NASA astronauts meeting SpaceX team

The first four NASA astronauts set to enter space in SpaceX’s Crew Dragon capsule met the team behind the pod at the factory on Monday. The meeting comes ahead of the first launch, an historic moment for travel as the first American astronauts on board a commercial spacecraft.

The four men visited the company’s Hawthorne, California headquarters in a visit captured on the SpaceX Instagram page. The visit comes less than two weeks after NASA announced the first crew members for the SpaceX capsule and Boeing’s competing CST-100 Starliner pod. The missions will ferry people to and from the International Space Station after the agency’s contract expires with the Russian Soyuz craft in November 2019. As well as the first American commercial astronauts, the launches will mark the first time an American spacecraft has launched from U.S. soil since the shuttle program was retired in 2011.

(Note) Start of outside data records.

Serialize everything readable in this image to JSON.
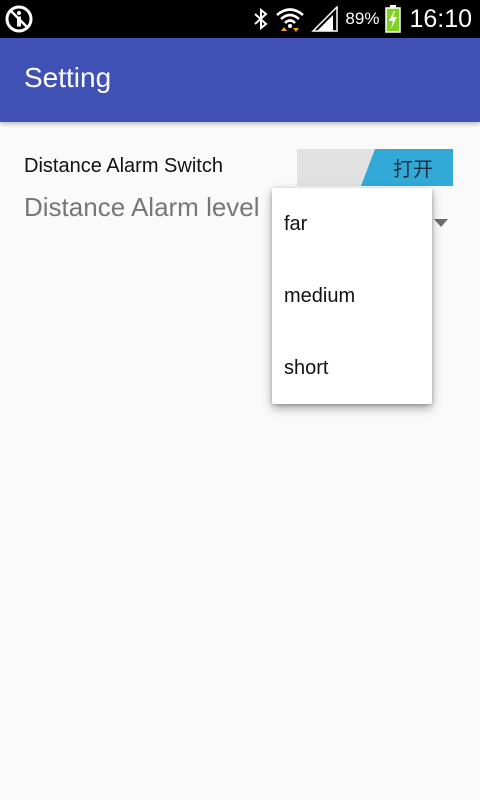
{
  "status_bar": {
    "battery_percent": "89%",
    "time": "16:10",
    "icons": [
      "info-circle-icon",
      "bluetooth-icon",
      "wifi-icon",
      "signal-icon",
      "battery-charging-icon"
    ]
  },
  "app_bar": {
    "title": "Setting",
    "color": "#3f51b5"
  },
  "settings": {
    "distance_alarm_switch": {
      "label": "Distance Alarm Switch",
      "state_text": "打开",
      "on_color": "#33a9d8"
    },
    "distance_alarm_level": {
      "label": "Distance Alarm level"
    }
  },
  "dropdown": {
    "options": [
      "far",
      "medium",
      "short"
    ]
  }
}
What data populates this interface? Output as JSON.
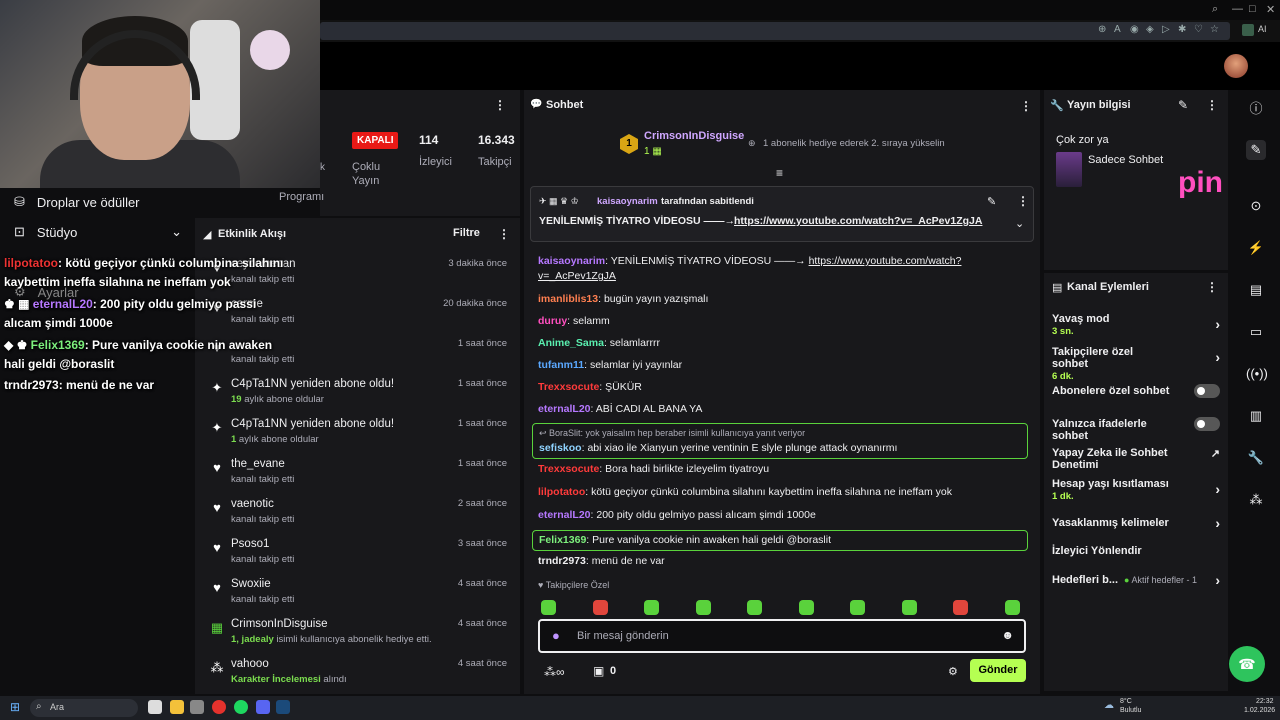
{
  "left_panel": {
    "drops": "Droplar ve ödüller",
    "studio": "Stüdyo",
    "settings": "Ayarlar"
  },
  "stats": {
    "status": "KAPALI",
    "viewers_value": "114",
    "viewers_label": "İzleyici",
    "followers_value": "16.343",
    "followers_label": "Takipçi",
    "multistream": "Çoklu\nYayın",
    "program": "Programı",
    "k": "k"
  },
  "activity": {
    "title": "Etkinlik Akışı",
    "filter": "Filtre",
    "rows": [
      {
        "icon": "heart",
        "name": "ceycemecan",
        "sub": "kanalı takip etti",
        "time": "3 dakika önce"
      },
      {
        "icon": "heart",
        "name": "carme",
        "sub": "kanalı takip etti",
        "time": "20 dakika önce"
      },
      {
        "icon": "heart",
        "name": "",
        "sub": "kanalı takip etti",
        "time": "1 saat önce"
      },
      {
        "icon": "sparkle",
        "name": "C4pTa1NN yeniden abone oldu!",
        "sub_g": "19",
        "sub": " aylık abone oldular",
        "time": "1 saat önce"
      },
      {
        "icon": "sparkle",
        "name": "C4pTa1NN yeniden abone oldu!",
        "sub_g": "1",
        "sub": " aylık abone oldular",
        "time": "1 saat önce"
      },
      {
        "icon": "heart",
        "name": "the_evane",
        "sub": "kanalı takip etti",
        "time": "1 saat önce"
      },
      {
        "icon": "heart",
        "name": "vaenotic",
        "sub": "kanalı takip etti",
        "time": "2 saat önce"
      },
      {
        "icon": "heart",
        "name": "Psoso1",
        "sub": "kanalı takip etti",
        "time": "3 saat önce"
      },
      {
        "icon": "heart",
        "name": "Swoxiie",
        "sub": "kanalı takip etti",
        "time": "4 saat önce"
      },
      {
        "icon": "gift",
        "name": "CrimsonInDisguise",
        "sub_g": "1, jadealy",
        "sub": " isimli kullanıcıya abonelik hediye etti.",
        "time": "4 saat önce"
      },
      {
        "icon": "bits",
        "name": "vahooo",
        "sub_g": "Karakter İncelemesi",
        "sub": " alındı",
        "time": "4 saat önce"
      }
    ]
  },
  "overlay": [
    {
      "user": "lilpotatoo",
      "text": ": kötü geçiyor çünkü columbina silahını kaybettim ineffa silahına ne ineffam yok",
      "color": "#e33"
    },
    {
      "user": "eternalL20",
      "text": ": 200 pity oldu gelmiyo passi alıcam şimdi 1000e",
      "color": "#b678ff"
    },
    {
      "user": "Felix1369",
      "text": ": Pure vanilya cookie nin awaken hali geldi @boraslit",
      "color": "#7df07d"
    },
    {
      "user": "trndr2973",
      "text": ": menü de ne var",
      "color": "#fff"
    }
  ],
  "chat": {
    "title": "Sohbet",
    "hype_user": "CrimsonInDisguise",
    "hype_count": "1",
    "hype_rank": "1",
    "hype_hint": "1 abonelik hediye ederek 2. sıraya yükselin",
    "pinned_by_user": "kaisaoynarim",
    "pinned_by_text": "tarafından sabitlendi",
    "pinned_msg": "YENİLENMİŞ TİYATRO VİDEOSU ——→",
    "pinned_link": "https://www.youtube.com/watch?v=_AcPev1ZgJA",
    "messages": [
      {
        "user": "kaisaoynarim",
        "color": "#b678ff",
        "text": ": YENİLENMİŞ TİYATRO VİDEOSU ——→ ",
        "link": "https://www.youtube.com/watch?",
        "link2": "v=_AcPev1ZgJA"
      },
      {
        "user": "imanliblis13",
        "color": "#ff7f50",
        "text": ": bugün yayın yazışmalı"
      },
      {
        "user": "duruy",
        "color": "#ff4fbf",
        "text": ": selamm"
      },
      {
        "user": "Anime_Sama",
        "color": "#5af0b0",
        "text": ": selamlarrrr"
      },
      {
        "user": "tufanm11",
        "color": "#5aa8ff",
        "text": ": selamlar iyi yayınlar"
      },
      {
        "user": "Trexxsocute",
        "color": "#ff3b3b",
        "text": ": ŞÜKÜR"
      },
      {
        "user": "eternalL20",
        "color": "#b678ff",
        "text": ": ABİ CADI AL BANA YA"
      },
      {
        "reply": "BoraSlit: yok yaisalım hep beraber isimli kullanıcıya yanıt veriyor",
        "user": "sefiskoo",
        "color": "#8fd3ff",
        "text": ": abi xiao ile Xianyun yerine ventinin E slyle plunge attack oynanırmı"
      },
      {
        "user": "Trexxsocute",
        "color": "#ff3b3b",
        "text": ": Bora hadi birlikte izleyelim tiyatroyu"
      },
      {
        "user": "lilpotatoo",
        "color": "#ff3b3b",
        "text": ": kötü geçiyor çünkü columbina silahını kaybettim ineffa silahına ne ineffam yok"
      },
      {
        "user": "eternalL20",
        "color": "#b678ff",
        "text": ": 200 pity oldu gelmiyo passi alıcam şimdi 1000e"
      },
      {
        "user": "Felix1369",
        "color": "#7df07d",
        "text": ": Pure vanilya cookie nin awaken hali geldi @boraslit"
      },
      {
        "user": "trndr2973",
        "color": "#efeff1",
        "text": ": menü de ne var"
      }
    ],
    "followers_only": "Takipçilere Özel",
    "placeholder": "Bir mesaj gönderin",
    "points": "0",
    "send": "Gönder"
  },
  "info": {
    "title": "Yayın bilgisi",
    "stream_title": "Çok zor ya",
    "category": "Sadece Sohbet",
    "brand_text": "pin"
  },
  "actions": {
    "title": "Kanal Eylemleri",
    "items": [
      {
        "label": "Yavaş mod",
        "sub": "3 sn.",
        "control": "chevron"
      },
      {
        "label": "Takipçilere özel sohbet",
        "sub": "6 dk.",
        "control": "chevron"
      },
      {
        "label": "Abonelere özel sohbet",
        "sub": "",
        "control": "toggle"
      },
      {
        "label": "Yalnızca ifadelerle sohbet",
        "sub": "",
        "control": "toggle"
      },
      {
        "label": "Yapay Zeka ile Sohbet Denetimi",
        "sub": "",
        "control": "external"
      },
      {
        "label": "Hesap yaşı kısıtlaması",
        "sub": "1 dk.",
        "control": "chevron"
      },
      {
        "label": "Yasaklanmış kelimeler",
        "sub": "",
        "control": "chevron"
      },
      {
        "label": "İzleyici Yönlendir",
        "sub": "",
        "control": "none"
      },
      {
        "label": "Hedefleri b...",
        "sub": "",
        "control": "chevron",
        "extra": "Aktif hedefler - 1"
      }
    ]
  },
  "taskbar": {
    "search": "Ara",
    "weather_temp": "8°C",
    "weather_desc": "Bulutlu",
    "time": "22:32",
    "date": "1.02.2026"
  },
  "colors": {
    "accent": "#b5ff52",
    "live_off": "#e91916",
    "panel": "#18181b",
    "bg": "#0e0e10"
  }
}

Hurley, Behnken, Glover and Hopkins line up.
Hurley, Behnken, Glover and Hopkins line up.

See more: NASA Unveils Its Dream Team of Astronauts for the First Commercial Flight

The Crew Dragon test flight will see Robert Behnken and Douglas Hurley embark on the historic trip. Behnken is a Missouri native who’s worked as an astronaut since 2000, flying aboard space shuttle Endeavour twice where he undertook six spacewalks. Hurley is from New York and also worked as a NASA astronaut since 2000, also embarking on an Endeavor voyage as a pilot.

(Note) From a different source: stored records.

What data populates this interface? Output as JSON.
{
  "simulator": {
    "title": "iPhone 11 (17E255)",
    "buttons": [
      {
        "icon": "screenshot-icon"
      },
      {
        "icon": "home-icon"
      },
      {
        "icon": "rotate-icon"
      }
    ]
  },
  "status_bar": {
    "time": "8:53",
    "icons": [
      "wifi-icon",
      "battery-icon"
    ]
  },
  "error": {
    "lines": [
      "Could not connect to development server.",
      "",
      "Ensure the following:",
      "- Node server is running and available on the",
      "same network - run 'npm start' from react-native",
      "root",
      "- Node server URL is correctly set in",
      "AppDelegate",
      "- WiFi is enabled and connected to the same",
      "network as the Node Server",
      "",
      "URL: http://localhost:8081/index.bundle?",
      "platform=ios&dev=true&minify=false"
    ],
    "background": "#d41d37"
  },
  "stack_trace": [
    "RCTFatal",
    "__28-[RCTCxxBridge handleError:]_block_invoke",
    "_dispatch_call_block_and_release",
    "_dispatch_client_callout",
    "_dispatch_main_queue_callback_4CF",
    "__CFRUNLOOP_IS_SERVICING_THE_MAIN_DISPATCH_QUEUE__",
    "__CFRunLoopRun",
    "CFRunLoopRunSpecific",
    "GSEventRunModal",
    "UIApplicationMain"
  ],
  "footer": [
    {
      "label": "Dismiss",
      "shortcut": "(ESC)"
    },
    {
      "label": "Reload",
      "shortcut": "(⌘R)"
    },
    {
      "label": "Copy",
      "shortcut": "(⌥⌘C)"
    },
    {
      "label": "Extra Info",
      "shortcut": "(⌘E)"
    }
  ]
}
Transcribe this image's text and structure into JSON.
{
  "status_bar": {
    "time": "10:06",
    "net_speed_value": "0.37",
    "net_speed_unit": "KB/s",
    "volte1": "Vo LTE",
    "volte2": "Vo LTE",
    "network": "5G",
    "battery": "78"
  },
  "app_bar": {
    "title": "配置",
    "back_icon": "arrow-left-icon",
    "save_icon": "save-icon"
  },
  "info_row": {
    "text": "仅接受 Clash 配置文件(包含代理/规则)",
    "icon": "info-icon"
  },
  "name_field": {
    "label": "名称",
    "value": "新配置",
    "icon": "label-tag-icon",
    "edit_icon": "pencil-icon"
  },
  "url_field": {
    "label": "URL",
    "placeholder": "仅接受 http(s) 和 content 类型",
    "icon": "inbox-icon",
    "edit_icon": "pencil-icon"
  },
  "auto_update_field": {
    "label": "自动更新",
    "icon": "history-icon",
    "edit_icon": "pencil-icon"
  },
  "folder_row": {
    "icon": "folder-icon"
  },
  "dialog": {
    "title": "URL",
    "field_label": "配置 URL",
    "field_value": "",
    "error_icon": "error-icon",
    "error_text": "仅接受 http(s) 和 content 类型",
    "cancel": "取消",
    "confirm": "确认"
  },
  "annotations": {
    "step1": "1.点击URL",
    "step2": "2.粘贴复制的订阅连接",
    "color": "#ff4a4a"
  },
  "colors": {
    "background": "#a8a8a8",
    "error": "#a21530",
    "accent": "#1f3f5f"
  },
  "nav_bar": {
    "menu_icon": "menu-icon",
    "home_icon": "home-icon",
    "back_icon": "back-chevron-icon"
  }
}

Following a successful test flight, astronauts Victor Glover and Michael Hopkins will be the first two to fly on a full mission. Glover is a test pilot with almost 3,000 hours of flying experience in over 40 aircraft, but this will be his first time in space. Hopkins is an Air Force colonel from Missouri that was first selected as an astronaut in 2009, subsequently completing 166 days and two spacewalks on the International Space Station.

When these flights will occur is unclear. The Government Accountability Office warned last month that both SpaceX and Boeing may be unable to plug the gap left by the Soyuz expiration, leaving NASA to scramble for a solution. SpaceX CEO Elon Musk expressed confidence earlier this month that his firm will be able to send humans into space by April 2019.

The new space race is taking shape.

Photos via SpaceX/Instagram